As cryogenic IR spectroscopy yields spectra of improved resolution, the ability of the method to provide discrete spectral features potentially diagnostic to the sulfation pattern was tested. To do so, a model system of the hyaluronic acid (HA) family was studied. Sulfated hyaluronic acid (SHA) derivatives are in focus of current research to systematically tailor GAG-protein interactions (Fig. 2a) [25]. These newly developed potential drug candidates serve as well-defined standards in this study. With their low degree of sulfation, high stability in a mass spectrometry experiment and acidic nature, negative ion mode is well-suited for these molecules. The IR spectra for the non-sulfated HA tetrasaccharide as [HA-2H]2− (m/z 400) and the doubly sulfated 2SHA derivative as [2SHA-2H]2− (m/z 480) were recorded using cryogenic IR spectroscopy (Fig. 2b). The strongest absorption in the spectrum of the non-sulfated [HA-2H]2− is the carboxylate antisymmetric stretching vibration at 1645 cm−1. The presence of this band confirms the deprotonation of the carboxyl functional group. The amide I band (the C=O stretching vibration of secondary amides) arising from the GlcNAc moiety is most likely overlapped by the strong vibration of the carboxylate anion. The corresponding amide II and III vibrations are assigned to the features observed at 1585 cm−1 and 1372 cm−1, respectively. Absorptions between 1000 and 1200 cm−1 mainly stem from the glycan core.

Fig. 2
figure 2

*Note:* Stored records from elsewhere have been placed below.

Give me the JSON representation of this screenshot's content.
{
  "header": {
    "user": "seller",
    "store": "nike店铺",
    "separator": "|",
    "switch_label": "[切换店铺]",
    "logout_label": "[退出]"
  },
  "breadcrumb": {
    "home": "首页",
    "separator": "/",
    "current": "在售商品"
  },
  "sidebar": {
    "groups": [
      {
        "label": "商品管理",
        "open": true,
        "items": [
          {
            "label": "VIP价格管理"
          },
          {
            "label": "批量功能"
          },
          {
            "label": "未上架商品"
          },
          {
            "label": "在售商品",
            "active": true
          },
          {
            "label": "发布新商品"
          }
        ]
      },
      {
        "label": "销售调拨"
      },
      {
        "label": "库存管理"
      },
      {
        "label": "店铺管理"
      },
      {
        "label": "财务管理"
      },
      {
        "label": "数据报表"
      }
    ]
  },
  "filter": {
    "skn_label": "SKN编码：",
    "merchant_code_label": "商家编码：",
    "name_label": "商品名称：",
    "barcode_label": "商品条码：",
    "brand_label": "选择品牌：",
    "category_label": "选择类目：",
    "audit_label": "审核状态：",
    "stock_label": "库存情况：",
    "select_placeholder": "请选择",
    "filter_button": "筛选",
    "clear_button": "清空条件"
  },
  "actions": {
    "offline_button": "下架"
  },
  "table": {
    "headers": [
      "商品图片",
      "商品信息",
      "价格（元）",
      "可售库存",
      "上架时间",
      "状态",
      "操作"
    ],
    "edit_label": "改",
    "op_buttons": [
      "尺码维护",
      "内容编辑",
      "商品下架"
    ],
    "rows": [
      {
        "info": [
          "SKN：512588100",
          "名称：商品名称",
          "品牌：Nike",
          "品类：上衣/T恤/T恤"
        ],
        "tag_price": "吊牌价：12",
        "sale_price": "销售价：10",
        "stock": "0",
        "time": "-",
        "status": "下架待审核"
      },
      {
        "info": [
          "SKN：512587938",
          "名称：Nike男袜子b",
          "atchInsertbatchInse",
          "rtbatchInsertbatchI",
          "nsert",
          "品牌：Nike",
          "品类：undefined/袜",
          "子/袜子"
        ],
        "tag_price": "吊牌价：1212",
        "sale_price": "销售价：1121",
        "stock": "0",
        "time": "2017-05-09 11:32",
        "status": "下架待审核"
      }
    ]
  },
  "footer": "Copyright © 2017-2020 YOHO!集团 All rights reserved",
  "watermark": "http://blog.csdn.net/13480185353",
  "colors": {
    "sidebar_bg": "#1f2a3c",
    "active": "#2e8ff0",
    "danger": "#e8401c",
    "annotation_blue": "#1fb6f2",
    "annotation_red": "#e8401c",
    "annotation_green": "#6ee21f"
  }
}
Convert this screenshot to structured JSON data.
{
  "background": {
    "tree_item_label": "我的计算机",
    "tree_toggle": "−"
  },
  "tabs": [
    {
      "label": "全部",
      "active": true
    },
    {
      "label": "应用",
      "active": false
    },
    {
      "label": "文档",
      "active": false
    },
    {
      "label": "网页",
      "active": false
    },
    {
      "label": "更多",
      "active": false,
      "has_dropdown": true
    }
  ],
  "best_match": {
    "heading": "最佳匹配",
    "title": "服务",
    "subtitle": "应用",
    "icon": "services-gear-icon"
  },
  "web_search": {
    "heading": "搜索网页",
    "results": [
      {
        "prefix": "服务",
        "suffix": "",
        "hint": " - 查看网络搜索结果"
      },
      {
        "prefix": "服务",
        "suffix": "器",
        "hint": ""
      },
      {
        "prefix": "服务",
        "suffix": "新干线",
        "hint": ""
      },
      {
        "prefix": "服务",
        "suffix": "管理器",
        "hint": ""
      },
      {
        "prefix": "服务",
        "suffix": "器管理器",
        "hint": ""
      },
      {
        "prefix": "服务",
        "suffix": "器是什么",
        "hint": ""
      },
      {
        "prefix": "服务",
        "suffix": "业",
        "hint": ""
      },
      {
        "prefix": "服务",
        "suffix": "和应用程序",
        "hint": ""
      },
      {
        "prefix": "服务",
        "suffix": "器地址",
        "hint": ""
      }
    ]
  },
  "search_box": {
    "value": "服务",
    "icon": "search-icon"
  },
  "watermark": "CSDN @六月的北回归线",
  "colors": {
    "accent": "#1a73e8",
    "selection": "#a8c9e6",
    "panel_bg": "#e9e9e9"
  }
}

a Chemical structure and SNFG representation of the investigated synthetic, sulfated (highlighted in red) hyaluronic acid (SHA) derivative. b Cryogenic IR spectroscopy in helium nanodroplets of the non-sufated hyaluronic acid (HA) as [HA-2H]2− (upper panel) and the 2SHA derivative as [2SHA-2H]2− (lower panel). Absorption bands corresponding to sulfate groups are highlighted with red squares. c Cryogenic IR spectroscopy in helium nanodroplets of the non-sufated HA as [HA-H]

In order to elucidate the impact of sulfation, the spectrum of the doubly sulfated, but otherwise chemically identical glycan [2SHA-2H]2− was recorded for comparison. As expected from the relative proton affinities of the carboxylate and sulfate moieties, the carboxyl functional groups are neutral, which is confirmed by the C=O stretching vibration at 1770 cm−1. The signal at 1685 cm−1 is assigned to the amide I vibrations. The amide II and III vibrations can be assigned qualitatively to the bands at 1547 and 1372 cm−1. The vibration at 1455 cm−1 is in a spectral region in which O–H bending modes in carboxyl groups are typically found. Most importantly, the sulfates show multiple well-resolved bands between 1200 and 1350 cm−1 (Fig. 2b, lower panel, highlighted with red squares).

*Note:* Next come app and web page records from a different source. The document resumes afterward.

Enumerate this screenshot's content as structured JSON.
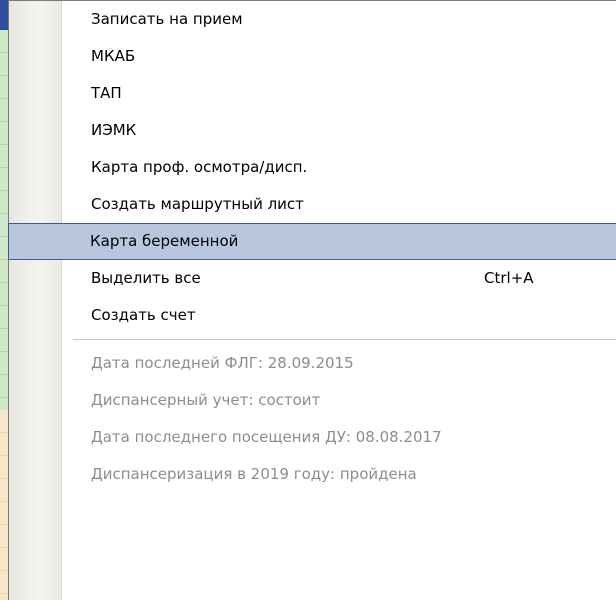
{
  "menu": {
    "items": [
      {
        "label": "Записать на прием"
      },
      {
        "label": "МКАБ"
      },
      {
        "label": "ТАП"
      },
      {
        "label": "ИЭМК"
      },
      {
        "label": "Карта проф. осмотра/дисп."
      },
      {
        "label": "Создать маршрутный лист"
      },
      {
        "label": "Карта беременной",
        "highlighted": true
      },
      {
        "label": "Выделить все",
        "shortcut": "Ctrl+A"
      },
      {
        "label": "Создать счет"
      }
    ],
    "info_items": [
      {
        "label": "Дата последней ФЛГ: 28.09.2015"
      },
      {
        "label": "Диспансерный учет: состоит"
      },
      {
        "label": "Дата последнего посещения ДУ: 08.08.2017"
      },
      {
        "label": "Диспансеризация в 2019 году: пройдена"
      }
    ]
  },
  "colors": {
    "highlight_bg": "#b9c6dd",
    "highlight_border": "#3c5a99",
    "disabled_text": "#8d8d8d"
  }
}
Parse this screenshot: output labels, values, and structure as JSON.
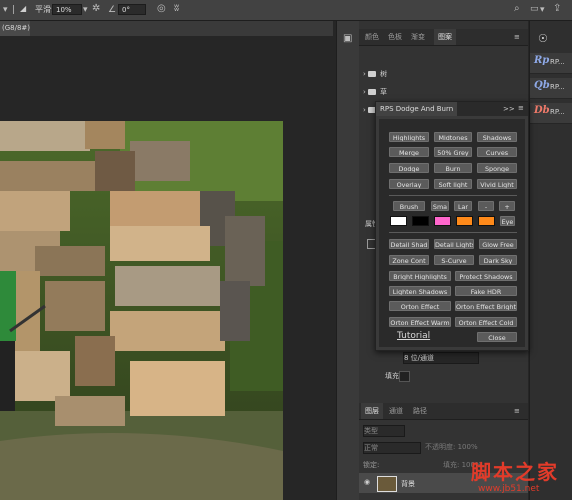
{
  "options_bar": {
    "flow_label": "平滑:",
    "flow_value": "10%",
    "angle_value": "0°"
  },
  "document": {
    "tab_label": "(G8/8#)"
  },
  "panels": {
    "top_tabs": [
      "颜色",
      "色板",
      "渐变",
      "图案"
    ],
    "list_items": [
      "树",
      "草",
      "水"
    ],
    "properties_label": "属性",
    "fill_label": "填充",
    "blend_mode": "8 位/通道",
    "bottom_tabs": [
      "图层",
      "通道",
      "路径"
    ],
    "layer_kind": "类型",
    "blend": "正常",
    "opacity": "不透明度: 100%",
    "lock_label": "锁定:",
    "fill_opacity": "填充: 100%",
    "layer_name": "背景"
  },
  "right_dock": {
    "items": [
      {
        "badge": "Rp",
        "label": "RP..."
      },
      {
        "badge": "Qb",
        "label": "RP..."
      },
      {
        "badge": "Db",
        "label": "RP..."
      }
    ]
  },
  "plugin": {
    "title": "RPS Dodge And Burn",
    "header_right": ">>",
    "group1": [
      [
        "Highlights",
        "Midtones",
        "Shadows"
      ],
      [
        "Merge",
        "50% Grey",
        "Curves"
      ],
      [
        "Dodge",
        "Burn",
        "Sponge"
      ],
      [
        "Overlay",
        "Soft light",
        "Vivid Light"
      ]
    ],
    "brush_row": [
      "Brush",
      "Sma",
      "Lar",
      "-",
      "+"
    ],
    "eye_label": "Eye",
    "swatches": [
      "#ffffff",
      "#000000",
      "#ff66cc",
      "#ff8a1a",
      "#ff8a1a"
    ],
    "group2": [
      [
        "Detail Shad",
        "Detail Lights",
        "Glow Free"
      ],
      [
        "Zone Cont",
        "S-Curve",
        "Dark Sky"
      ]
    ],
    "group3": [
      [
        "Bright Highlights",
        "Protect Shadows"
      ],
      [
        "Lighten Shadows",
        "Fake HDR"
      ],
      [
        "Orton Effect",
        "Orton Effect Bright"
      ],
      [
        "Orton Effect Warm",
        "Orton Effect Cold"
      ]
    ],
    "tutorial": "Tutorial",
    "close": "Close"
  },
  "watermark": {
    "title": "脚本之家",
    "url": "www.jb51.net"
  }
}
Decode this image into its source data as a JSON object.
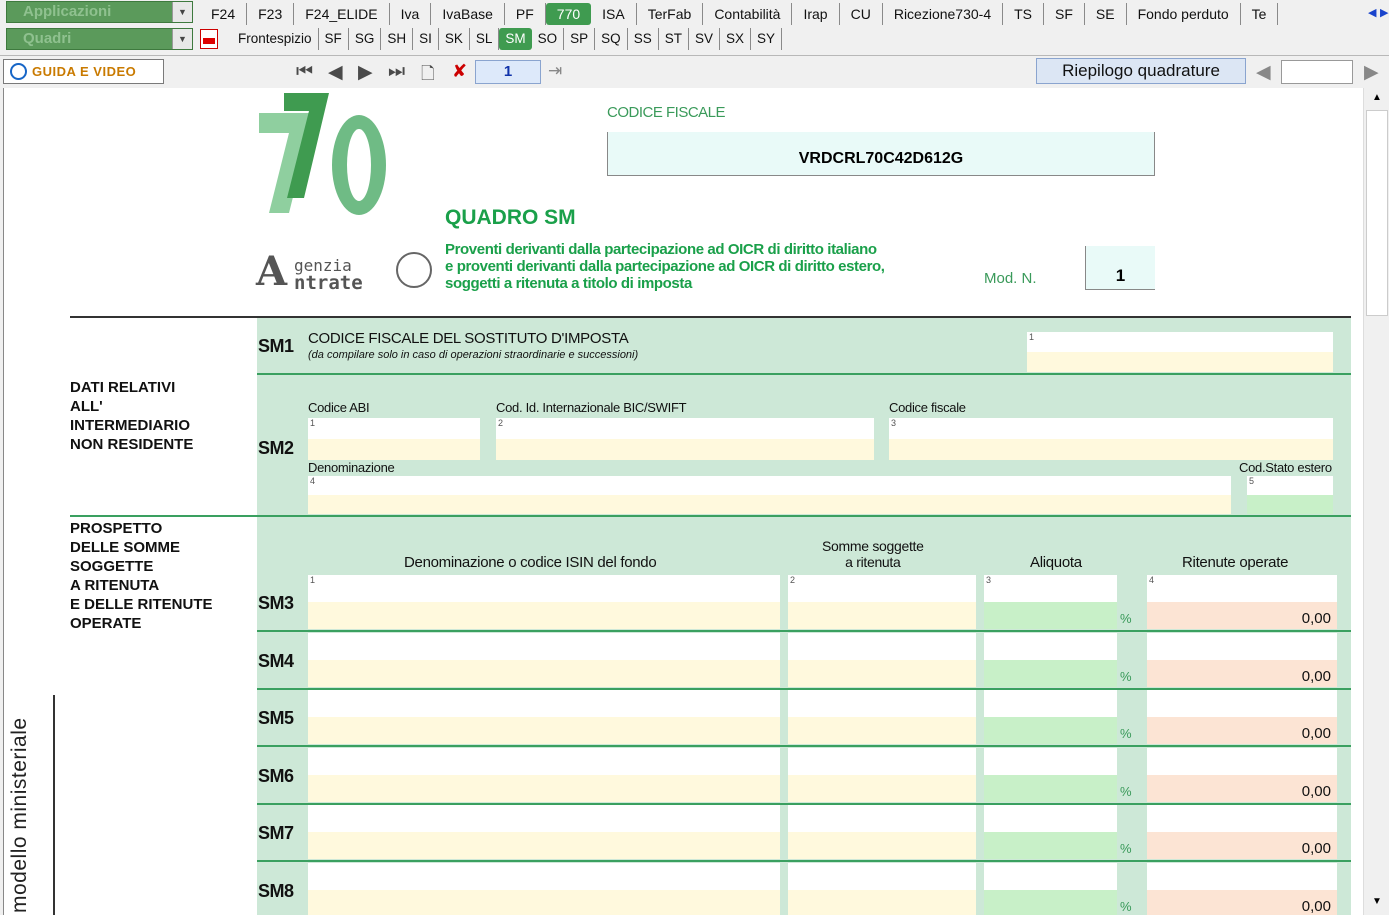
{
  "top": {
    "app_combo": "Applicazioni",
    "quadri_combo": "Quadri",
    "tabs_row1": [
      "F24",
      "F23",
      "F24_ELIDE",
      "Iva",
      "IvaBase",
      "PF",
      "770",
      "ISA",
      "TerFab",
      "Contabilità",
      "Irap",
      "CU",
      "Ricezione730-4",
      "TS",
      "SF",
      "SE",
      "Fondo perduto",
      "Te"
    ],
    "active_row1": "770",
    "tabs_row2": [
      "Frontespizio",
      "SF",
      "SG",
      "SH",
      "SI",
      "SK",
      "SL",
      "SM",
      "SO",
      "SP",
      "SQ",
      "SS",
      "ST",
      "SV",
      "SX",
      "SY"
    ],
    "active_row2": "SM"
  },
  "toolbar": {
    "guida_label": "GUIDA E VIDEO",
    "page_number": "1",
    "riepilogo_label": "Riepilogo quadrature"
  },
  "form": {
    "codice_fiscale_label": "CODICE FISCALE",
    "codice_fiscale_value": "VRDCRL70C42D612G",
    "quadro_title": "QUADRO SM",
    "subtitle_line1": "Proventi derivanti dalla partecipazione ad OICR di diritto italiano",
    "subtitle_line2": "e proventi derivanti dalla partecipazione ad OICR di diritto estero,",
    "subtitle_line3": "soggetti a ritenuta a titolo di imposta",
    "mod_n_label": "Mod. N.",
    "mod_n_value": "1",
    "logo_big": "770",
    "agenzia_line1": "genzia",
    "agenzia_line2": "ntrate",
    "side_label": "modello ministeriale",
    "sm1": {
      "code": "SM1",
      "title": "CODICE FISCALE DEL SOSTITUTO D'IMPOSTA",
      "note": "(da compilare solo in caso di operazioni straordinarie e successioni)"
    },
    "sezione_intermediario": {
      "title_lines": [
        "DATI RELATIVI",
        "ALL'",
        "INTERMEDIARIO",
        "NON RESIDENTE"
      ],
      "code": "SM2",
      "codice_abi": "Codice ABI",
      "bic": "Cod. Id. Internazionale BIC/SWIFT",
      "codice_fiscale": "Codice fiscale",
      "denominazione": "Denominazione",
      "cod_stato": "Cod.Stato estero"
    },
    "prospetto": {
      "title_lines": [
        "PROSPETTO",
        "DELLE SOMME",
        "SOGGETTE",
        "A RITENUTA",
        "E DELLE RITENUTE",
        "OPERATE"
      ],
      "col_denominazione": "Denominazione o codice ISIN del fondo",
      "col_somme_1": "Somme soggette",
      "col_somme_2": "a ritenuta",
      "col_aliquota": "Aliquota",
      "col_ritenute": "Ritenute operate",
      "rows": [
        {
          "code": "SM3",
          "ritenute": "0,00"
        },
        {
          "code": "SM4",
          "ritenute": "0,00"
        },
        {
          "code": "SM5",
          "ritenute": "0,00"
        },
        {
          "code": "SM6",
          "ritenute": "0,00"
        },
        {
          "code": "SM7",
          "ritenute": "0,00"
        },
        {
          "code": "SM8",
          "ritenute": "0,00"
        }
      ]
    }
  },
  "colors": {
    "accent_green": "#3f9b50",
    "form_green": "#cde8d7",
    "title_green": "#1aa04a"
  }
}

Finding the optimal charge state is crucial to obtaining good spectral quality. With two carboxylate functional groups, the singly deprotonated ion of the tetrasaccharide HA yields a congested spectrum (Fig. 2c). Two chemically almost identical deprotonation sites aid the formation of two deprotomers, each with a multitude of individual conformers. In addition, the dense hydrogen bonding network within the molecule can promote charge migration, which further increases the number of potentially observable species [26].

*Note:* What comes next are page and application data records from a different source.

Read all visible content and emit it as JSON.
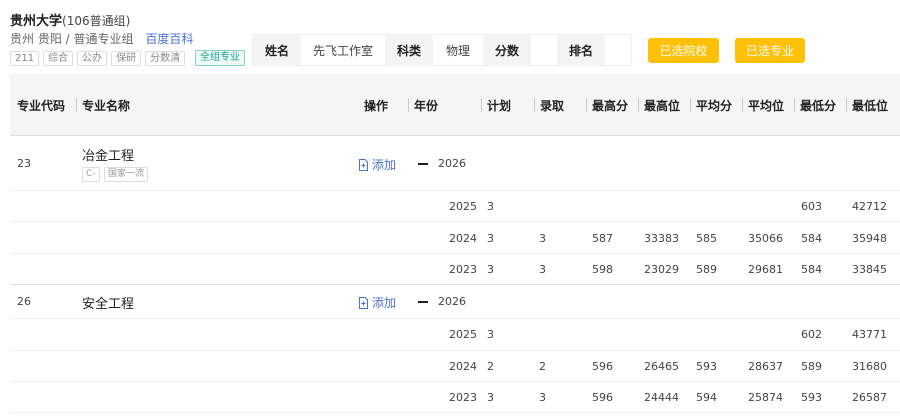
{
  "header": {
    "university": "贵州大学",
    "group": "(106普通组)",
    "location": "贵州 贵阳 / 普通专业组",
    "wiki_link": "百度百科",
    "tags": [
      "211",
      "综合",
      "公办",
      "保研",
      "分数清"
    ],
    "group_tag": "全组专业"
  },
  "info": {
    "name_label": "姓名",
    "name_value": "先飞工作室",
    "subject_label": "科类",
    "subject_value": "物理",
    "score_label": "分数",
    "score_value": "",
    "rank_label": "排名",
    "rank_value": ""
  },
  "buttons": {
    "selected_schools": "已选院校",
    "selected_majors": "已选专业"
  },
  "table": {
    "headers": {
      "code": "专业代码",
      "name": "专业名称",
      "action": "操作",
      "year": "年份",
      "plan": "计划",
      "admit": "录取",
      "max_score": "最高分",
      "max_rank": "最高位",
      "avg_score": "平均分",
      "avg_rank": "平均位",
      "min_score": "最低分",
      "min_rank": "最低位"
    },
    "majors": [
      {
        "code": "23",
        "name": "冶金工程",
        "tags": [
          "C-",
          "国家一流"
        ],
        "action": "添加",
        "current_year": "2026",
        "rows": [
          {
            "year": "2025",
            "plan": "3",
            "admit": "",
            "max_score": "",
            "max_rank": "",
            "avg_score": "",
            "avg_rank": "",
            "min_score": "603",
            "min_rank": "42712"
          },
          {
            "year": "2024",
            "plan": "3",
            "admit": "3",
            "max_score": "587",
            "max_rank": "33383",
            "avg_score": "585",
            "avg_rank": "35066",
            "min_score": "584",
            "min_rank": "35948"
          },
          {
            "year": "2023",
            "plan": "3",
            "admit": "3",
            "max_score": "598",
            "max_rank": "23029",
            "avg_score": "589",
            "avg_rank": "29681",
            "min_score": "584",
            "min_rank": "33845"
          }
        ]
      },
      {
        "code": "26",
        "name": "安全工程",
        "tags": [],
        "action": "添加",
        "current_year": "2026",
        "rows": [
          {
            "year": "2025",
            "plan": "3",
            "admit": "",
            "max_score": "",
            "max_rank": "",
            "avg_score": "",
            "avg_rank": "",
            "min_score": "602",
            "min_rank": "43771"
          },
          {
            "year": "2024",
            "plan": "2",
            "admit": "2",
            "max_score": "596",
            "max_rank": "26465",
            "avg_score": "593",
            "avg_rank": "28637",
            "min_score": "589",
            "min_rank": "31680"
          },
          {
            "year": "2023",
            "plan": "3",
            "admit": "3",
            "max_score": "596",
            "max_rank": "24444",
            "avg_score": "594",
            "avg_rank": "25874",
            "min_score": "593",
            "min_rank": "26587"
          }
        ]
      }
    ]
  },
  "colors": {
    "accent": "#ffc107",
    "link": "#4a6fd6",
    "group_tag": "#1aa58a"
  },
  "icons": {
    "add": "add-file-icon",
    "collapse": "collapse-minus-icon"
  }
}
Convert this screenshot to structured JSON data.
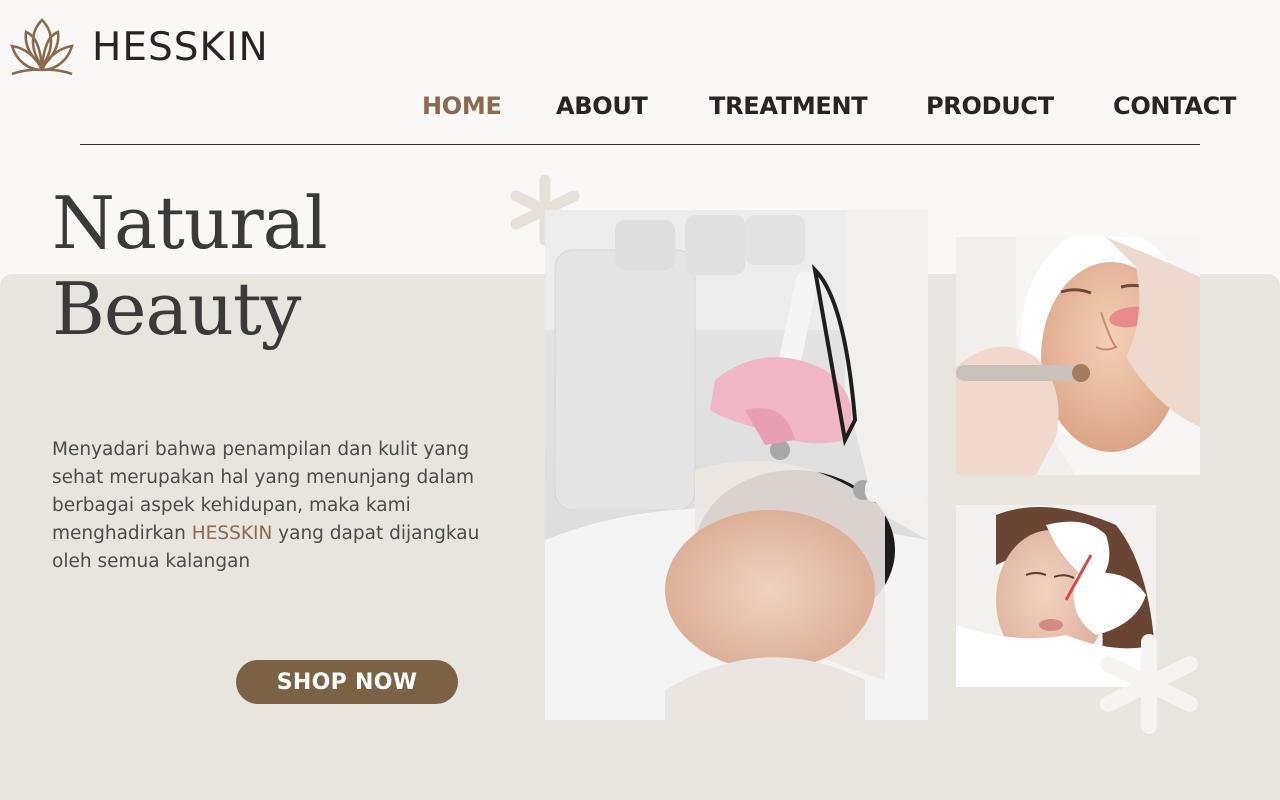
{
  "brand": {
    "name": "HESSKIN",
    "logo_icon": "lotus-icon"
  },
  "nav": {
    "items": [
      {
        "label": "HOME",
        "active": true
      },
      {
        "label": "ABOUT",
        "active": false
      },
      {
        "label": "TREATMENT",
        "active": false
      },
      {
        "label": "PRODUCT",
        "active": false
      },
      {
        "label": "CONTACT",
        "active": false
      }
    ]
  },
  "hero": {
    "title_line1": "Natural",
    "title_line2": "Beauty",
    "description_before": "Menyadari bahwa penampilan dan kulit yang sehat merupakan hal yang menunjang dalam berbagai aspek kehidupan, maka kami menghadirkan ",
    "description_brand": "HESSKIN",
    "description_after": " yang dapat dijangkau oleh semua kalangan",
    "cta_label": "SHOP NOW"
  },
  "images": [
    {
      "icon": "facial-treatment-photo"
    },
    {
      "icon": "microdermabrasion-photo"
    },
    {
      "icon": "injection-treatment-photo"
    }
  ],
  "decorations": {
    "icon": "asterisk-icon"
  },
  "colors": {
    "background": "#f9f8f6",
    "band": "#e8e5df",
    "accent": "#8a6a4f",
    "button": "#7b6244",
    "text_dark": "#2b2320"
  }
}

In summary, we here demonstrate the potential of IR action spectroscopy in the range from 1000 to 1800 cm−1 for the structural characterization of highly complex GAG oligosaccharides. Well-resolved IR spectra of oligosaccharides up to pentasaccharides were obtained using cryogenic IR spectroscopy in helium nanodroplets. Signals arising from sulfate groups appear in a spectral range in which typically no other diagnostic vibrations occur. As a result, vibrational patterns with high informational content are highly resolved. The optimal charge state depends on the functional groups present and is crucial for the spectral quality. Besides being sensitive to minute structural differences, cryogenic IR spectroscopy on mass-selected ions has the potential to be implemented in existing MS-based workflows. Current MS-based databases [27] could be extended with IR fingerprints of intact and fragment ions of GAGs. As such, gas-phase IR spectroscopy could serve as a key analytical technique for the characterization of GAG oligosaccharides in the future.